(Bloomberg)—Apple Inc. and Alphabet Inc.’s Google are two of the world’s most profitable companies, and their app marketplaces are among their most profitable endeavors: according to analysts, Apple’s App Store takes in more than $20 billion a year with a profit margin above 75%.
Now such practices are coming under increasing scrutiny. U.S. senators and European regulators have griped about the “gatekeeper control” that Apple and Google have with their mobile operating systems. South Korea has moved to become the first country to impose curbs on the companies’ app marketplaces. And a U.S. judge has ordered Apple to make sweeping changes as a result of a challenge from one of the world’s biggest gamemakers.
1. What gamemaker has sued Apple?
Epic Games Inc., the maker of Fortnite, sued Apple over the cut it takes from App Store transactions and what Epic claims are antitrust violations. Epic believes it shouldn’t be forced to use Apple’s payment system. The iPhone and iPad only come with one digital marketplace for downloading apps and the App Store’s payment system charges developers commission of as much as 30%. Epic wants to use its own payment system for its hit video game Fortnite or for Apple to allow alternative App Stores. In August 2020, Epic circumvented Apple’s rules and added its own payment system to Fortnite. Apple quickly removed the game from the App Store and Epic filed its lawsuit hours later. Apple countersued for breach of contract.
2. What is Epic unhappy about?
Apple device users spent $72 billion on the App Store in 2020, with almost $22 billion of that going to the iPhone maker, according to SensorTower estimates. Some developers deride Apple’s fees as an unfair and unwarranted tax, especially since it applies not just to the purchase of an app, but to anything bought within one, such as digital weapons, costumes and other add-ons popular in Fortnite.
3. Why does Apple charge App Store commissions?
Apple takes as much as 30% of the revenue developers get from paid apps, in-app-purchases and subscriptions. The company argues the App Store’s success is related to its review process, tight integration with its hardware, and privacy and safety rules. The company’s payment system ensures consumers have a seamless experience and are protected from fraud. And for developers, there’s access to about 1 billion Apple device owners who often spend more on apps than Android users.
4. Is Apple backing down?
Exemptions have been added in recent years, but so far none apply to Epic’s case. In 2016, Apple lowered to 15% the cut it takes from subscriptions beyond the first year. In 2020, it also agreed to lower its share to 15% if a developer earns less than $1 million in any year. In August 2021, it settled a class-action lawsuit by paying $100 million to a range of app makers. It also agreed to allow developers the use of communications outside the iOS app such as email to promote alternative payment methods that exclude Apple. In September, there was a further concession for so-called reader apps spanning content like magazines, newspapers, books, audio, music and video. Starting in 2022, they will be allowed to add a link in their app to direct users to other payment systems.
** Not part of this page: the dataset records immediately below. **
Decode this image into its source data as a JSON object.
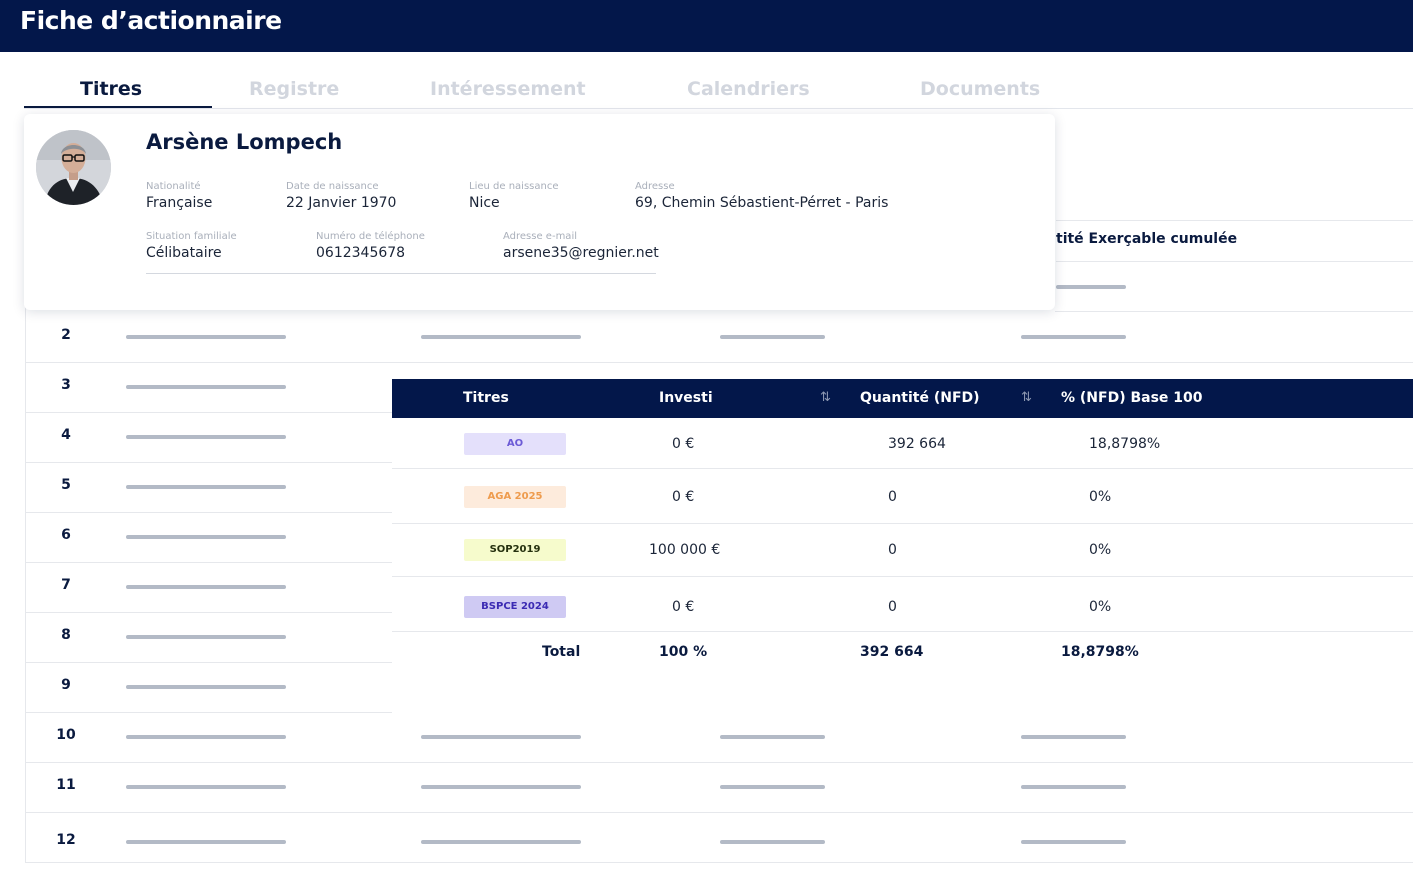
{
  "header": {
    "title": "Fiche d’actionnaire"
  },
  "tabs": [
    {
      "label": "Titres",
      "active": true
    },
    {
      "label": "Registre",
      "active": false
    },
    {
      "label": "Intéressement",
      "active": false
    },
    {
      "label": "Calendriers",
      "active": false
    },
    {
      "label": "Documents",
      "active": false
    }
  ],
  "background_table": {
    "visible_header": "tité Exerçable cumulée",
    "row_numbers": [
      "2",
      "3",
      "4",
      "5",
      "6",
      "7",
      "8",
      "9",
      "10",
      "11",
      "12"
    ]
  },
  "profile": {
    "name": "Arsène Lompech",
    "avatar": "profile-photo",
    "fields": {
      "nationality": {
        "label": "Nationalité",
        "value": "Française"
      },
      "birth_date": {
        "label": "Date de naissance",
        "value": "22 Janvier 1970"
      },
      "birth_place": {
        "label": "Lieu de naissance",
        "value": "Nice"
      },
      "address": {
        "label": "Adresse",
        "value": "69, Chemin Sébastient-Pérret - Paris"
      },
      "family_status": {
        "label": "Situation familiale",
        "value": "Célibataire"
      },
      "phone": {
        "label": "Numéro de téléphone",
        "value": "0612345678"
      },
      "email": {
        "label": "Adresse e-mail",
        "value": "arsene35@regnier.net"
      }
    }
  },
  "titres_table": {
    "columns": {
      "titres": "Titres",
      "investi": "Investi",
      "quantite": "Quantité (NFD)",
      "base": "% (NFD) Base 100"
    },
    "sort_icon": "sort-updown-icon",
    "rows": [
      {
        "badge": "AO",
        "badge_bg": "#e4e0fb",
        "badge_fg": "#6c5bd6",
        "investi": "0 €",
        "quantite": "392 664",
        "base": "18,8798%"
      },
      {
        "badge": "AGA 2025",
        "badge_bg": "#fdebdc",
        "badge_fg": "#ee9b4d",
        "investi": "0 €",
        "quantite": "0",
        "base": "0%"
      },
      {
        "badge": "SOP2019",
        "badge_bg": "#f6fbcc",
        "badge_fg": "#26310f",
        "investi": "100 000 €",
        "quantite": "0",
        "base": "0%"
      },
      {
        "badge": "BSPCE 2024",
        "badge_bg": "#cfcaf3",
        "badge_fg": "#3b2bb3",
        "investi": "0 €",
        "quantite": "0",
        "base": "0%"
      }
    ],
    "total": {
      "label": "Total",
      "investi": "100 %",
      "quantite": "392 664",
      "base": "18,8798%"
    }
  },
  "colors": {
    "primary": "#03174a",
    "placeholder": "#b3bac6"
  }
}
5. What did the judge do in the Epic case?
U.S. District Judge Yvonne Gonzalez Rogers, who had overseen a three-week trial in May, ordered Apple to allow developers to steer consumers to outside payment methods for mobile apps. The judge concluded that Apple has engaged in anticompetitive conduct that harms consumers by preventing them from getting cheaper prices, but she didn’t go as far as Epic sought. She said she could not conclude that Apple is a monopolist, and stopped short of ordering Apple to cut its 30% fee, though she said it isn’t justified. She also ordered Epic to pay $4 million in damages to Apple for breach of contract. The ruling was seen as a blow to Apple’s App Store business model. Apple, however, called the ruling a justification, saying that “the court has affirmed what we’ve known all along: the App Store is not in violation of antitrust law.” Epic has announced its intent to appeal.
6. Where does Google come into this?
Google, via its Android Play Store, is also under scrutiny from regulators and developers. But a there’s key difference. Google lets Android devices run other app stores that can offer different payment methods. Still, Epic Games also sued Google when the internet giant removed Fortnite from the Play Store last year for the same reason as Apple.
7. What’s happening in South Korea?
In late August, President Moon Jae-in’s Democratic Party used its parliamentary supermajority to pass a bill that will ban companies from forcing developers to use their online payment systems. The bill was submitted in 2020 after Google said it would require all apps to use its payment system, charging up to a 30% commission on in-app purchases. That’s a model common in other parts of the world and also employed by Apple. Earlier this year, the search giant lowered commissions to 15% for the first $1 million of revenue earned by developers, in part due to a global backlash. Under the latest version, companies that operate app stores must allow their users to pay through a variety of payment systems. It stipulates that tech giants must not “abuse their status to force their users to only use specific payment methods.”
Apple is No. 3 in the 2021 Digital Commerce 360 Top 1000.